An encounter with an otter in a mid-Wales bookshop led me to the banks of the River Dee in north Wales to explore the magic and history of the celebrated ‘wizard stream’ of Milton and ‘silver clere’ waters of Spenser.
The otter in question caught my eye when on holiday in Hay-on-Wye last year and proved to be the inspiration for a poem I entered into the Learner’s Eisteddfod held at Theatr Twm o’r Nant in Denbigh just before lockdown. That otter is the subject of Jackie Morris’ evocative ‘The Names of the Otter’’, it’s spirit enchanted from the water by a magical incantation of river-names: as a student of the language, I was especially intrigued by its Welsh name, dwrgi or water dog.
Attracted by the subject matter of the poetry category, Môr a Mynydd (Sea and Mountain), I chose to write about the journey of the River Dee from its source on the dark, eastern slopes of Dduallt in Snowdonia, following its course as it gains speed, rolling and spilling into valleys, sometimes meandering and mazy, sometimes rushing and impatient, but moving forwards always through landscape and time, before reaching the wide and shallow basin of the estuary and finally, the open sea.
This river has been special to me since I first attended Golftyn Infants School in Connah’s Quay, an old Victorian building standing on its banks, sadly no longer there, where every spring we would gather in the playground to watch house martins making their nests of river mud in the eaves.

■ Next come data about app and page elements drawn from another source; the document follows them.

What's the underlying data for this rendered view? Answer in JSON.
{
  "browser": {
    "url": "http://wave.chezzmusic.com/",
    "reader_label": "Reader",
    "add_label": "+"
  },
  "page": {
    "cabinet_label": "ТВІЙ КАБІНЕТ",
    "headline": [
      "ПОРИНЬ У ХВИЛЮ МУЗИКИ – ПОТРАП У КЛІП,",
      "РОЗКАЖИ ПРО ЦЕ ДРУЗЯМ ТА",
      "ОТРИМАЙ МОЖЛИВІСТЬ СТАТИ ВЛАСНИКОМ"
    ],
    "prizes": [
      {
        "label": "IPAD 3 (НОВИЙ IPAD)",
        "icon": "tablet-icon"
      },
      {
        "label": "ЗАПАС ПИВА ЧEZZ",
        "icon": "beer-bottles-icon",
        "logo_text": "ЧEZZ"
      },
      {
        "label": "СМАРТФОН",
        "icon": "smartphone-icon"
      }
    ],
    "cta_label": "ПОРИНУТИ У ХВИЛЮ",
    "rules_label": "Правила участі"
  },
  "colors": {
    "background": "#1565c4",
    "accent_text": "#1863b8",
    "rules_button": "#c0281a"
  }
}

As I sat down to begin writing, the image of the otter was instantly bright in my mind; slipped from the poster she was now padding along the moonlit banks of the river. Listening intently at the water’s edge, she slides suddenly and deftly into its silky darkness to join an invisible, murderous chase, twisting, turning, writhing, outwitting, bursting back through the water in a explosion of silver, a fish in her grip and a cruel glint in her eye.
And so this is how the otter found her way into my poem, my first in Welsh, which I entered into the competition with the encouragement of my wonderful and ever-patient tutor, Tesni Wyn. The poem, I’m pleased to report, won first prize! I have included the English translation below, to the best of my ability, but as they say, there’s always something lost… Aerfen is the water deity, or goddess, of the river, and Llyn Crych y Waun translates as ‘shivering moor lake’.
TAITH AFON DYFRDWY
Sibryda llais Aerfen yn ddistaw bach
drwy greigiau’r Dduallt, ar draws
Llyn Crych y Waun.
O’r uchder tywyll hyn i lawr i olau’r dyffryn
rhed yr afon ddisglair, fel aur o dan yr haul,
arian dan y lleuad.
A lle nofia’r brithyll brith a’r helfeydd dwrgi
dan yr hen bontydd gerrig,
yma mae’r afon hudolus nawr yn troelli – dan ei bwâu.
Ymlaen ac ymlaen y rhêd
drwy’r caeau, pentrefi a threfi
fel edau arian sy’n ein cysylltu ni – ein gorffennol i’n dyfodol.
Ac yna, cyrhaedda’r Ddyfrdwy’r môr,
lle mae ewyn y don yn gloywi tu hwnt i’r aber fawr
a gwylanod gwyn yn hwylio’r gwynt uwchben y tonnau gwyllt,
i grwydro moroedd y byd i gyd, a galw’r eogiaid adra.
JOURNEY OF THE RIVER DEE
Aerfen’s voice whispers softly through the rocks of Dduallt
across Llyn Crych y Waun. From these dark heights the river
runs to the light of the valley below, bright as gold beneath
the sun, mercury beneath the moon. And where the speckled
trout swim and otters hunt beneath the old stone bridges,
the enchanted river swirls and eddies through arches.
On and ever on she runs through village, field and town,
a silver thread connecting us, our past with times to come;
until finally, she reaches the sea, where the spray bursts in silver
sparks beyond the great estuary, and seagulls sail the wild,
wild wind above the waves and spume, to search the waters
of the world, and call the salmon home.